Hire a Translator
Yes, you could hire a translator directly, and for smaller jobs in a single language that may be a viable option. But are you capable of finding and qualifying a good one:
Are they native speakers of your target language (a necessity)?
Do they know your subject matter?
Who have they worked for and how long have they been a professional translator?
How do you review their work?
Can they work with your technology platforms?
What if you need more languages?
This gets complicated pretty fast.
Language Service Providers (LSPs)
These are vendors which manage the Translation and Localization process end to end. They have qualified translators, project managers, linguists, and technology designed to streamline the process, eliminate duplication of effort, and ensure quality and accuracy. And they can manage your move into multiple languages and cultures. Here at Language Intelligence, for example, we’ve worked in over 100 languages across a variety of industries and disciplines.

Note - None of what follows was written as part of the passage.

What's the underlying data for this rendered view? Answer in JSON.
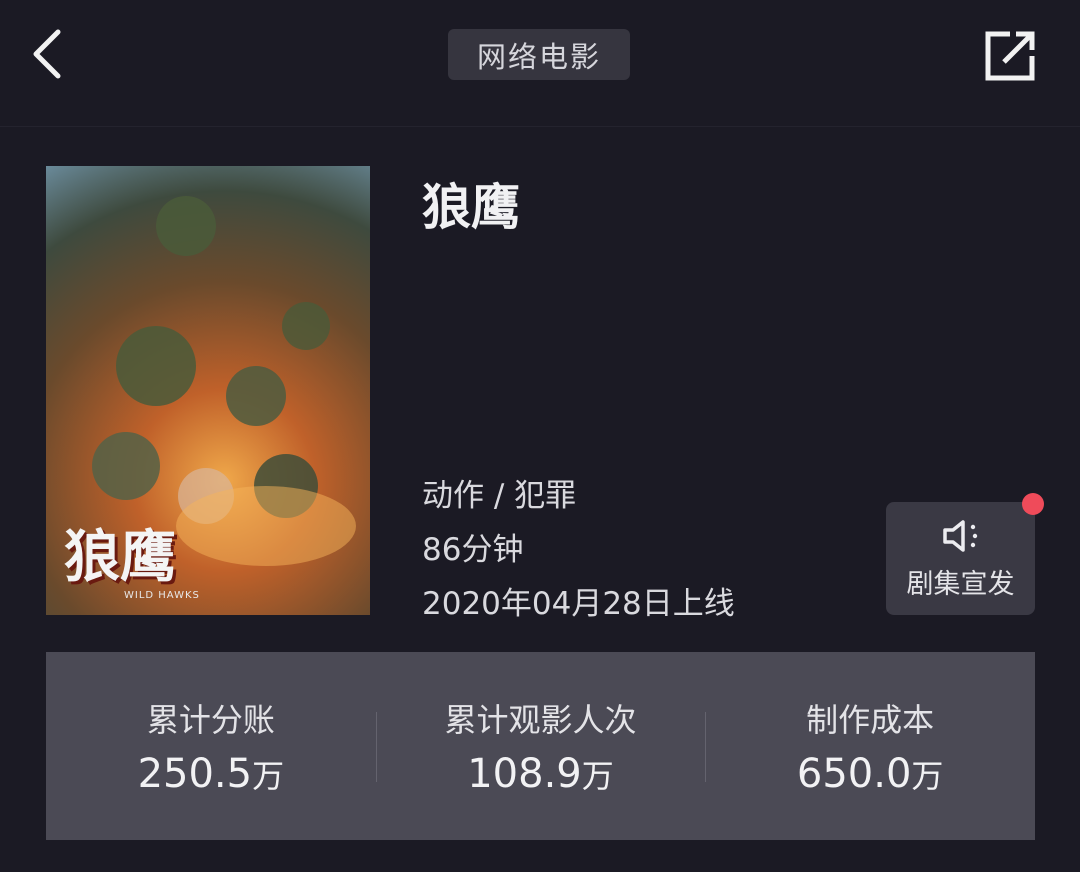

We’ve all seen bad translations of things like manuals, either unintentionally funny or incomprehensible. That is because they have not been localized to the culture of the target market. Things like colloquialisms can’t be literally translated to cultures where they don’t have context. How do you take a phrase like ‘he hit it out of the park’ and adapt it to a country (like most) where the rules of baseball are a mystery?
How exactly does this work? How do I write an RFP for my project? How do I know how long it will take and how much it should cost? What do I need to provide and in what format? Who manages quality control? All of these things fit into the workflow of an LSP. I’ll be covering that in my next Basics post.
Let’s see what Wikipedia says about this:
“Transcreation is a term used chiefly by advertising and marketing professionals to refer to the process of adapting a message from one language to another, while maintaining its intent, style, tone and context. A successfully transcreated message evokes the same emotions and carries the same implications in the target language as it does in the source language. Increasingly, transcreation is used in global marketing and advertising campaigns as advertisers seek to transcend the boundaries of culture and language. It also takes account of images which are used within a creative message, ensuring that they are suitable for the target local market.”
Transcreation is localization of creative writing as opposed to technical writing.
In the translation world, internationalization in the process of creating content designed for translation from the beginning, as opposed to translating existing content. If you have the option of starting out with the knowledge that your work will be translated into other languages, there are best practices for internationalizing your content. Eliminating colloquialisms, slang, understanding what acronyms mean in other languages, and whether they will mean anything- these things, when considered during creation of the originals, will save you time and money down the road.
Audio-visual Elements and Text Expansion
Video, podcasts, recorded interviews, embedded media…all of these things need translation too. An LSP should provide transcription, subtitles or voiceover narration recorded by native speakers, and other multimedia content, in context. This can get complex because the same meaning in two different languages can take more time and space (a translation into German from English, for example, can be 30% longer). This affects narration, synchronization, design, and desktop publishing in significant ways.
Ok, I’ll stop for now. It’s a lot to take in. But all of these factors impact the success of your translation project. And that effect multiplies outward, impacting profitability and reputation.It worth your time to get this right early on.
Read our Overview on Entering Global Markets Want more content like this? Sign up for our monthly email newsletter: